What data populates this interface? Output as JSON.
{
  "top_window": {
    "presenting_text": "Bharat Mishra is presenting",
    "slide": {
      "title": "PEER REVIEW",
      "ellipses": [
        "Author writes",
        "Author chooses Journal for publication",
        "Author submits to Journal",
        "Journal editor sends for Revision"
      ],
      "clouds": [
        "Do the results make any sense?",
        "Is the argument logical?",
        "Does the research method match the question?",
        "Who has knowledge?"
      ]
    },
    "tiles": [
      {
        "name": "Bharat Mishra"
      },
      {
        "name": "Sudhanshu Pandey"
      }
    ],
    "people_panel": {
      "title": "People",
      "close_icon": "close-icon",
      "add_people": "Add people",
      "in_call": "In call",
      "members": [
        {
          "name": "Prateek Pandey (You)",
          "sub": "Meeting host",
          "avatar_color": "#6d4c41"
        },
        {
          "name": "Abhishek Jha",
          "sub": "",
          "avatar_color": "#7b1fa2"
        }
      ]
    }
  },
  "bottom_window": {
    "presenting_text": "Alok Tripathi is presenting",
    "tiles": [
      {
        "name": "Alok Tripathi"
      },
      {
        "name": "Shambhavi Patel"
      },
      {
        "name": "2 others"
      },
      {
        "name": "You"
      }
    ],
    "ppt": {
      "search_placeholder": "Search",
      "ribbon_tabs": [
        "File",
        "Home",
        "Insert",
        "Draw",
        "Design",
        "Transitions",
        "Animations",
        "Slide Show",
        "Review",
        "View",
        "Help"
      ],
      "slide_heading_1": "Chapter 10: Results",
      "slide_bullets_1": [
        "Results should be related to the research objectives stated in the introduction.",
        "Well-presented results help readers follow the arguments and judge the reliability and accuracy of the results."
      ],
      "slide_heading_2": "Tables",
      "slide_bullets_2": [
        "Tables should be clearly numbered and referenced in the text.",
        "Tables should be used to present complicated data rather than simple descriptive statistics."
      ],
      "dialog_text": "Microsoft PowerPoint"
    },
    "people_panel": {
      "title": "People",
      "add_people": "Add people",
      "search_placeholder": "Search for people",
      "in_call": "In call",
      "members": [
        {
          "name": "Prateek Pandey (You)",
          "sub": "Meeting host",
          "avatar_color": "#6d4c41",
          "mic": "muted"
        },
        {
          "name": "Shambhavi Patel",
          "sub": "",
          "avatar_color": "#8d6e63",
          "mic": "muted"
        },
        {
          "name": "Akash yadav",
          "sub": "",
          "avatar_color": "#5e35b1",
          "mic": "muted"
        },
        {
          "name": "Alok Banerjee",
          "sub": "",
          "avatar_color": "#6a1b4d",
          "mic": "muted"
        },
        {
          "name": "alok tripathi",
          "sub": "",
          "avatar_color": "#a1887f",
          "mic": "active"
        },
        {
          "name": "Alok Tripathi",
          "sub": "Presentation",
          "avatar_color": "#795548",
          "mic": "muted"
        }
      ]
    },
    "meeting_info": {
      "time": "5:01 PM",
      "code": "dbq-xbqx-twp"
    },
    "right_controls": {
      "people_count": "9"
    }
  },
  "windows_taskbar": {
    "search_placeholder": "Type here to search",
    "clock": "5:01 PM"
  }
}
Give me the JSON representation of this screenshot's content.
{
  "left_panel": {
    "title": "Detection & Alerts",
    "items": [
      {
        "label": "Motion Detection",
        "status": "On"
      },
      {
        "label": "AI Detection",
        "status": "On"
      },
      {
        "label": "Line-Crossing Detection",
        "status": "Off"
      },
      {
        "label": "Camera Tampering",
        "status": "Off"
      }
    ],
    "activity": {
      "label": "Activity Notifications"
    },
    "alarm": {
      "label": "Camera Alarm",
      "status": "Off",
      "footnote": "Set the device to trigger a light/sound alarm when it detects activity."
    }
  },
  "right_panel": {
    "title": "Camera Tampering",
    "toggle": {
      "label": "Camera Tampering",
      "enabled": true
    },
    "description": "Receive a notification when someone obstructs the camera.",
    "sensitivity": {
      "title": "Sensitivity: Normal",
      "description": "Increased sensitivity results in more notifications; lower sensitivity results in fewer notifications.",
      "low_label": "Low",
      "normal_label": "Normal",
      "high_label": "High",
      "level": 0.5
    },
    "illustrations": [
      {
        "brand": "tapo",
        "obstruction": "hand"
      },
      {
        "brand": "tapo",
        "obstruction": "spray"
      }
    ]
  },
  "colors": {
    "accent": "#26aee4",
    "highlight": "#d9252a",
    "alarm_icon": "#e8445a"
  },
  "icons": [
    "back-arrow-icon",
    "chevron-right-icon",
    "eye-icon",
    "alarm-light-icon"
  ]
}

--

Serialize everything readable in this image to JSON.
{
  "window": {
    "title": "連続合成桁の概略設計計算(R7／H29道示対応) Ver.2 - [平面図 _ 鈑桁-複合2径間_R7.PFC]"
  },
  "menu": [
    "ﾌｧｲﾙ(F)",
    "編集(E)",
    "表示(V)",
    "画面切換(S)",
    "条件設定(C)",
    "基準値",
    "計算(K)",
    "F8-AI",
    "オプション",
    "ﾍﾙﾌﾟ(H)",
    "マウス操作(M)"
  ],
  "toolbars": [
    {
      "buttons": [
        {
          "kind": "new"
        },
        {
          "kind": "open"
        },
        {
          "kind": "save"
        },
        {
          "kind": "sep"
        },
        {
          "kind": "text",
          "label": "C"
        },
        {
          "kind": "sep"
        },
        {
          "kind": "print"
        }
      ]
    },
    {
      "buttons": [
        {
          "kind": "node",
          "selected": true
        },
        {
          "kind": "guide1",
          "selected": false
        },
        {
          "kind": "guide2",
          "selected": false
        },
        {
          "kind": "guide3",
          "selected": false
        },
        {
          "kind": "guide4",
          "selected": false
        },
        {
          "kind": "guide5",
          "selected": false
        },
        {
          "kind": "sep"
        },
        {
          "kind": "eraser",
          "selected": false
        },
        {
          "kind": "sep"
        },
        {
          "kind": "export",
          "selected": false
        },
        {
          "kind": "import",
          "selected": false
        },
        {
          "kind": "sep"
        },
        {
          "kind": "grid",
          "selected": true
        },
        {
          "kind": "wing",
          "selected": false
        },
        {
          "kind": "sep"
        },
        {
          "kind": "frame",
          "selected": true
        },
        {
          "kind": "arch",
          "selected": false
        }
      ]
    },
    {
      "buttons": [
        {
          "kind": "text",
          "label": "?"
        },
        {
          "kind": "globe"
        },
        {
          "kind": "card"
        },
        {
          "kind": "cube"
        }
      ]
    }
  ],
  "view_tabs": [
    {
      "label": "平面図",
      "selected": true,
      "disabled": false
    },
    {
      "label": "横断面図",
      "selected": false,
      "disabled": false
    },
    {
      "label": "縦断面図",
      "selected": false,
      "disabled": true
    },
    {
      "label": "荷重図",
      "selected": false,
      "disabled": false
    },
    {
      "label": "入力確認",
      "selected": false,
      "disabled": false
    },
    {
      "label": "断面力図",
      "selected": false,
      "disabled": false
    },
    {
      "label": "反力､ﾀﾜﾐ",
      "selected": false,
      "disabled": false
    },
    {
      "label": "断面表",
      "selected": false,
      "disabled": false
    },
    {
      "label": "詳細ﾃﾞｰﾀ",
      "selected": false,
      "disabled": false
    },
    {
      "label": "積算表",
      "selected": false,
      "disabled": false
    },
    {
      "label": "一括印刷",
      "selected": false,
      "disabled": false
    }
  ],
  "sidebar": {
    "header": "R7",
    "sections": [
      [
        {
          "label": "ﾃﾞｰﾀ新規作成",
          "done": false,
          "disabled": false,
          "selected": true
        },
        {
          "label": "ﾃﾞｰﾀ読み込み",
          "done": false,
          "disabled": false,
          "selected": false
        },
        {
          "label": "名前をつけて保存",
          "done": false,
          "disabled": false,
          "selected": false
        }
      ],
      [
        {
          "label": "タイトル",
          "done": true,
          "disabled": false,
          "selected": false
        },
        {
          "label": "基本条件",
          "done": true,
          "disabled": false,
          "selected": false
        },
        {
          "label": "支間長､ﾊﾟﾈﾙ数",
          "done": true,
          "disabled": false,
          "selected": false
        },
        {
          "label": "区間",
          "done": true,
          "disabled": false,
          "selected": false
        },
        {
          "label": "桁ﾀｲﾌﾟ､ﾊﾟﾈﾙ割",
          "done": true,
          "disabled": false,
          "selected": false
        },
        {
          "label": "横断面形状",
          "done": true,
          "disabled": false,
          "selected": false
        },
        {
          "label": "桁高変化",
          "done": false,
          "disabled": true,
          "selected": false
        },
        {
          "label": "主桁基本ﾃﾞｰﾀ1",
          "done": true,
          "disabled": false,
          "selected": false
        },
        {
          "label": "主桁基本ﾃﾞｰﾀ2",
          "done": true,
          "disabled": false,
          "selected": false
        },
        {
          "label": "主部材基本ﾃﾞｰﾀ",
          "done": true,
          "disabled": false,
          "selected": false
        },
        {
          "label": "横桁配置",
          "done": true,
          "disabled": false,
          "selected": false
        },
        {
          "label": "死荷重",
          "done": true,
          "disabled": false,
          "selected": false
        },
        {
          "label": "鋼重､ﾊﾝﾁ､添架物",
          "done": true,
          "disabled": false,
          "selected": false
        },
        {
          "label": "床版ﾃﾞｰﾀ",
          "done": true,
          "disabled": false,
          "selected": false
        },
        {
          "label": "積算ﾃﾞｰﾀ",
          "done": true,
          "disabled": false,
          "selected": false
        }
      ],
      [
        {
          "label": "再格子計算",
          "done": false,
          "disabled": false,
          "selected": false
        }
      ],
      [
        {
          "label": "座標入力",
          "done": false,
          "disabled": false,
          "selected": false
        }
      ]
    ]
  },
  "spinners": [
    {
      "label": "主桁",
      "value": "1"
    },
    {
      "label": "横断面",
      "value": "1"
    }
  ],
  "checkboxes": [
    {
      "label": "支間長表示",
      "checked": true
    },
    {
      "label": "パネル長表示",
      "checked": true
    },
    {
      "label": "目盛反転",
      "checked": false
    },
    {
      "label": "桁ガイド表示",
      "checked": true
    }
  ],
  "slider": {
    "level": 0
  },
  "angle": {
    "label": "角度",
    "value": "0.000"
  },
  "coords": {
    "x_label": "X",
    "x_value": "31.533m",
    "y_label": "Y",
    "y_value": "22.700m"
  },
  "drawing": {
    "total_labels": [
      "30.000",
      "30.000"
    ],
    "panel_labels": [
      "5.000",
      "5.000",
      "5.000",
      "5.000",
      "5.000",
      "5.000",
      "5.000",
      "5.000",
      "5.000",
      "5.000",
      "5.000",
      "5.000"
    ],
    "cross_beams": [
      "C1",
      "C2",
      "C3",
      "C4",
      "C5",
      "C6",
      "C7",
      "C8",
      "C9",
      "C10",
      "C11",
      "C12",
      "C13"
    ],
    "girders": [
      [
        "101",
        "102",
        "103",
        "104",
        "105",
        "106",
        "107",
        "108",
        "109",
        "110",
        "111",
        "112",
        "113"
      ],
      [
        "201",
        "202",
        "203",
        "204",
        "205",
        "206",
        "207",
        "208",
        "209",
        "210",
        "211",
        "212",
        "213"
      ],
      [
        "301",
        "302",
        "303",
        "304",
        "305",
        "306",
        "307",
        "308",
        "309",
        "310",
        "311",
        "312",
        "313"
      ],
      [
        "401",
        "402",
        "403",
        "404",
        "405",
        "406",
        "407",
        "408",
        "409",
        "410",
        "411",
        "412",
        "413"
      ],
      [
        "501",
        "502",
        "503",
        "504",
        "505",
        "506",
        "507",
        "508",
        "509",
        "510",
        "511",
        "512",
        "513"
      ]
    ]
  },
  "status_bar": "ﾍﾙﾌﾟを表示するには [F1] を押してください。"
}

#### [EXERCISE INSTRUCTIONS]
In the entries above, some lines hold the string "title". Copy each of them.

#### [TASK RESULT]
      "title": "PEER REVIEW",
      "title": "People",
      "title": "People",
    "title": "Detection & Alerts",
    "title": "Camera Tampering",
      "title": "Sensitivity: Normal",
    "title": "連続合成桁の概略設計計算(R7／H29道示対応) Ver.2 - [平面図 _ 鈑桁-複合2径間_R7.PFC]"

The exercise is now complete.